- how to take a nap during the day,
- how long should that nap be for (i.e. the duration of the nap), and
- what’s the best time to take a nap?
Here’s the answer to question 3.
One of my favourite experts on napping is Dr Sara Mednick, and I’ve just discovered that she has her famous Nap Wheel (previously only available on the front cover of her book) on her website, which is really cool.
So now you can easily work out when to take your nap for the best advantages of alertness, memory integration, improved motor skills, greater executive function of your brain, mood enhancement and numerous health benefits.
Dr Mednick suggests that the best time to take your nap is when you are having a ‘down’ point in your day, which might be the time when you’re tempted to go and get a coffee at work, or you’re losing concentration, or you start fazing out, or even making errors. In some cases you might even want to fall asleep, of course.
These low periods usually happen after we have been awake for a certain number of hours, and our concentration seems to lapse.
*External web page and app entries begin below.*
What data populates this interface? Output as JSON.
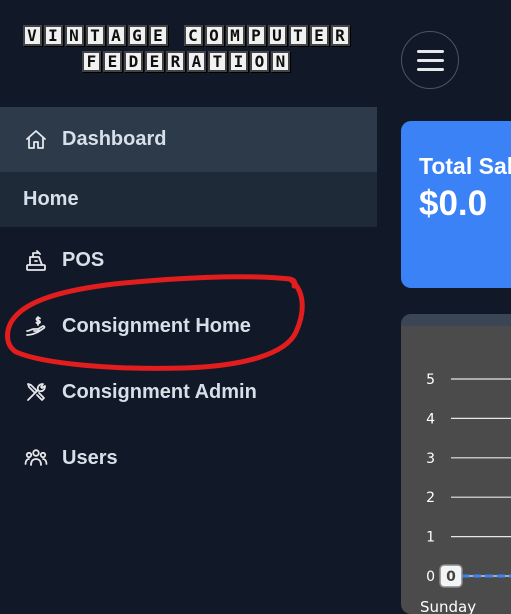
{
  "logo": {
    "line1": [
      "V",
      "I",
      "N",
      "T",
      "A",
      "G",
      "E",
      " ",
      "C",
      "O",
      "M",
      "P",
      "U",
      "T",
      "E",
      "R"
    ],
    "line2": [
      "F",
      "E",
      "D",
      "E",
      "R",
      "A",
      "T",
      "I",
      "O",
      "N"
    ]
  },
  "sidebar": {
    "items": [
      {
        "label": "Dashboard",
        "icon": "home-icon"
      },
      {
        "label": "Home"
      },
      {
        "label": "POS",
        "icon": "cash-register-icon"
      },
      {
        "label": "Consignment Home",
        "icon": "hand-dollar-icon"
      },
      {
        "label": "Consignment Admin",
        "icon": "tools-icon"
      },
      {
        "label": "Users",
        "icon": "users-icon"
      }
    ]
  },
  "card": {
    "title": "Total Sal",
    "value": "$0.0",
    "color": "#3b82f6"
  },
  "annotation": {
    "color": "#e11d1d"
  },
  "chart_data": {
    "type": "line",
    "categories": [
      "Sunday"
    ],
    "series": [
      {
        "values": [
          0
        ]
      }
    ],
    "yticks": [
      "5",
      "4",
      "3",
      "2",
      "1",
      "0"
    ],
    "ylim": [
      0,
      5
    ],
    "data_labels": [
      "0"
    ],
    "grid": true
  }
}
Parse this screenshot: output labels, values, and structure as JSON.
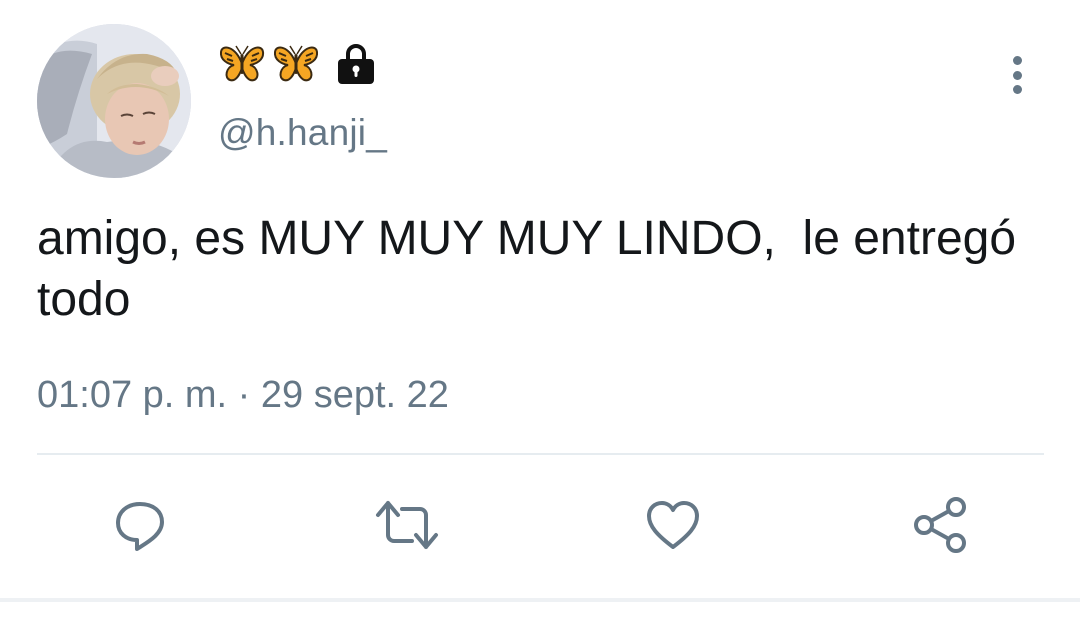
{
  "header": {
    "display_name_icons": [
      "butterfly-emoji",
      "butterfly-emoji",
      "lock-icon"
    ],
    "handle": "@h.hanji_"
  },
  "tweet": {
    "text": "amigo, es MUY MUY MUY LINDO,  le entregó todo",
    "time": "01:07 p. m.",
    "separator": " · ",
    "date": "29 sept. 22"
  },
  "actions": [
    "reply-icon",
    "retweet-icon",
    "like-icon",
    "share-icon"
  ],
  "colors": {
    "text": "#14171a",
    "secondary": "#657786",
    "divider": "#e6ecf0",
    "butterfly": "#f5a623"
  }
}
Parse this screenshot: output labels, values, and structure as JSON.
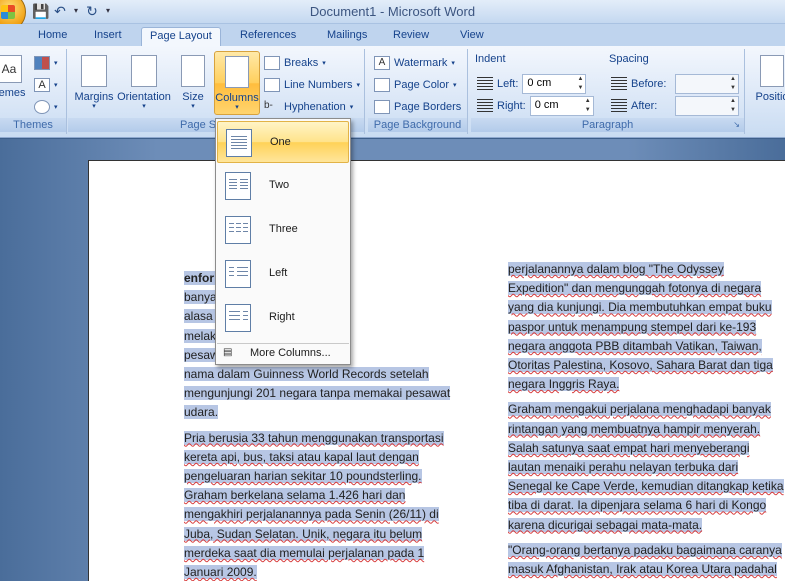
{
  "window": {
    "title": "Document1 - Microsoft Word"
  },
  "quick_access": {
    "save": "save-icon",
    "undo": "undo-icon",
    "redo": "redo-icon"
  },
  "tabs": [
    "Home",
    "Insert",
    "Page Layout",
    "References",
    "Mailings",
    "Review",
    "View"
  ],
  "active_tab": "Page Layout",
  "ribbon": {
    "themes_group": {
      "label": "Themes",
      "button": "hemes"
    },
    "page_setup": {
      "label": "Page S",
      "margins": "Margins",
      "orientation": "Orientation",
      "size": "Size",
      "columns": "Columns",
      "breaks": "Breaks",
      "line_numbers": "Line Numbers",
      "hyphenation": "Hyphenation"
    },
    "page_background": {
      "label": "Page Background",
      "watermark": "Watermark",
      "page_color": "Page Color",
      "page_borders": "Page Borders"
    },
    "paragraph": {
      "label": "Paragraph",
      "indent_label": "Indent",
      "left_label": "Left:",
      "left_value": "0 cm",
      "right_label": "Right:",
      "right_value": "0 cm",
      "spacing_label": "Spacing",
      "before_label": "Before:",
      "before_value": "",
      "after_label": "After:",
      "after_value": ""
    },
    "arrange": {
      "position": "Positio"
    }
  },
  "columns_menu": {
    "items": [
      "One",
      "Two",
      "Three",
      "Left",
      "Right"
    ],
    "highlighted": "One",
    "more": "More Columns..."
  },
  "document": {
    "left_col_p1_lines": [
      "enfor         mia bisa dilakukan",
      "banya        ggunakan pesawat",
      "alasa        seorang pria yang",
      "melak        pun menggunakan",
      "pesaw        ughes mencatatkan",
      "nama dalam Guinness World Records setelah",
      "mengunjungi 201 negara tanpa memakai pesawat",
      "udara."
    ],
    "left_col_p2_lines": [
      "Pria berusia 33 tahun menggunakan transportasi",
      "kereta api, bus, taksi atau kapal laut dengan",
      "pengeluaran harian sekitar 10 poundsterling.",
      "Graham berkelana selama 1.426 hari dan",
      "mengakhiri perjalanannya pada Senin (26/11) di",
      "Juba, Sudan Selatan. Unik, negara itu belum",
      "merdeka saat dia memulai perjalanan pada 1",
      "Januari 2009."
    ],
    "right_col_p1_lines": [
      "perjalanannya dalam blog \"The Odyssey",
      "Expedition\" dan mengunggah fotonya di negara",
      "yang dia kunjungi. Dia membutuhkan empat buku",
      "paspor untuk menampung stempel dari ke-193",
      "negara anggota PBB ditambah Vatikan, Taiwan,",
      "Otoritas Palestina, Kosovo, Sahara Barat dan tiga",
      "negara Inggris Raya."
    ],
    "right_col_p2_lines": [
      "Graham mengakui perjalana menghadapi banyak",
      "rintangan yang membuatnya hampir menyerah.",
      "Salah satunya saat empat hari menyeberangi",
      "lautan menaiki perahu nelayan terbuka dari",
      "Senegal ke Cape Verde, kemudian ditangkap ketika",
      "tiba di darat. Ia dipenjara selama 6 hari di Kongo",
      "karena dicurigai sebagai mata-mata."
    ],
    "right_col_p3_lines": [
      "\"Orang-orang bertanya padaku bagaimana caranya",
      "masuk Afghanistan, Irak atau Korea Utara padahal"
    ]
  },
  "colors": {
    "selection": "#b7c6e4",
    "ribbon_bg": "#dbe7f7",
    "menu_highlight": "#ffd257"
  }
}
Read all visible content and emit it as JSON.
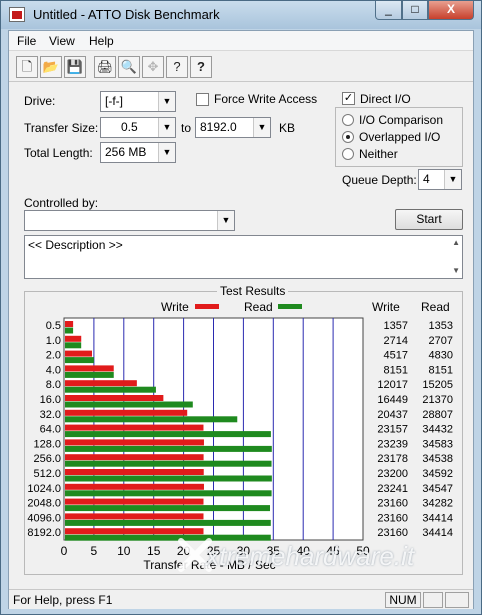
{
  "window": {
    "title": "Untitled - ATTO Disk Benchmark",
    "close_glyph": "X",
    "min_glyph": "_",
    "max_glyph": "□"
  },
  "menu": [
    {
      "label": "File"
    },
    {
      "label": "View"
    },
    {
      "label": "Help"
    }
  ],
  "toolbar": [
    {
      "icon": "new-document-icon",
      "glyph": "🗋",
      "enabled": true
    },
    {
      "icon": "open-folder-icon",
      "glyph": "📂",
      "enabled": true
    },
    {
      "icon": "save-icon",
      "glyph": "💾",
      "enabled": true
    },
    {
      "icon": "print-icon",
      "glyph": "🖨",
      "enabled": true
    },
    {
      "icon": "print-preview-icon",
      "glyph": "🔍",
      "enabled": true
    },
    {
      "icon": "move-icon",
      "glyph": "✥",
      "enabled": false
    },
    {
      "icon": "help-icon",
      "glyph": "?",
      "enabled": true
    },
    {
      "icon": "context-help-icon",
      "glyph": "?",
      "enabled": true
    }
  ],
  "form": {
    "drive_label": "Drive:",
    "drive_value": "[-f-]",
    "force_write_label": "Force Write Access",
    "force_write_checked": false,
    "direct_io_label": "Direct I/O",
    "direct_io_checked": true,
    "transfer_size_label": "Transfer Size:",
    "transfer_from": "0.5",
    "to_label": "to",
    "transfer_to": "8192.0",
    "kb_label": "KB",
    "total_length_label": "Total Length:",
    "total_length_value": "256 MB",
    "io_options": [
      {
        "label": "I/O Comparison",
        "selected": false
      },
      {
        "label": "Overlapped I/O",
        "selected": true
      },
      {
        "label": "Neither",
        "selected": false
      }
    ],
    "queue_depth_label": "Queue Depth:",
    "queue_depth_value": "4",
    "controlled_by_label": "Controlled by:",
    "controlled_by_value": "",
    "start_label": "Start",
    "description": "<< Description >>"
  },
  "results_title": "Test Results",
  "chart_data": {
    "type": "bar",
    "categories": [
      "0.5",
      "1.0",
      "2.0",
      "4.0",
      "8.0",
      "16.0",
      "32.0",
      "64.0",
      "128.0",
      "256.0",
      "512.0",
      "1024.0",
      "2048.0",
      "4096.0",
      "8192.0"
    ],
    "series": [
      {
        "name": "Write",
        "color": "#e11b1b",
        "values": [
          1357,
          2714,
          4517,
          8151,
          12017,
          16449,
          20437,
          23157,
          23239,
          23178,
          23200,
          23241,
          23160,
          23160,
          23160
        ]
      },
      {
        "name": "Read",
        "color": "#1f8a1f",
        "values": [
          1353,
          2707,
          4830,
          8151,
          15205,
          21370,
          28807,
          34432,
          34583,
          34538,
          34592,
          34547,
          34282,
          34414,
          34414
        ]
      }
    ],
    "xlabel": "Transfer Rate - MB / Sec",
    "xticks": [
      "0",
      "5",
      "10",
      "15",
      "20",
      "25",
      "30",
      "35",
      "40",
      "45",
      "50"
    ],
    "xlim": [
      0,
      50
    ],
    "table_headers": [
      "Write",
      "Read"
    ],
    "grid": true
  },
  "status": {
    "text": "For Help, press F1",
    "num": "NUM"
  },
  "watermark": "xtremehardware.it"
}
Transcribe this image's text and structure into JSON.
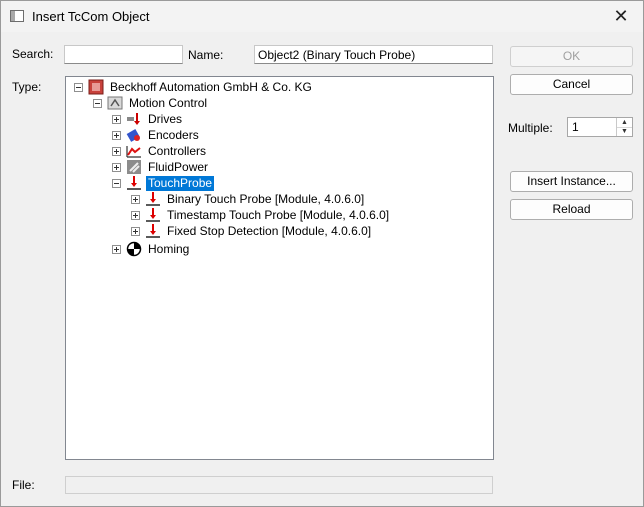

In fact Dr Mednick suggests using your wake up time to help you decide the best time to take a nap.
Here’s how to work out what’s the best time to take a nap:
- Using Dr Mednick’s wheel, use the curser on your computer to move the red dial on her Nap Wheel to the exact time that you wake up in the morning (or afternoon/night, if you are a shift-worker)
- You will find the Nap Wheel on the right hand side of this page: http://www.takeanap.info/
- Moving clockwise around the wheel/times take note of where the yellow circle intersects the blue circle – and note the time that corresponds to that point of overlap. e.g. if your wake up time is 7.00 am, the 2 circles intersect at approximately 1.45 pm (or 13:45).
- The time that you just calculated using the Nap Wheel is the best time to start your nap.
If you would like to hear a short interview with Dr Mednick you will find one here: https://growingbolder.com/media/entertainment/books/sara-mednick-769.html
You will notice in this interview that Dr Mednick talks about a 90 minute nap – which is her preferred duration of a nap – but in her book she states that we can derive benefits from a nap of 6 minutes duration or more.
And more information about Dr Sara Mednick’s work can be found here: https://www.sleeplessnomore.com/napping/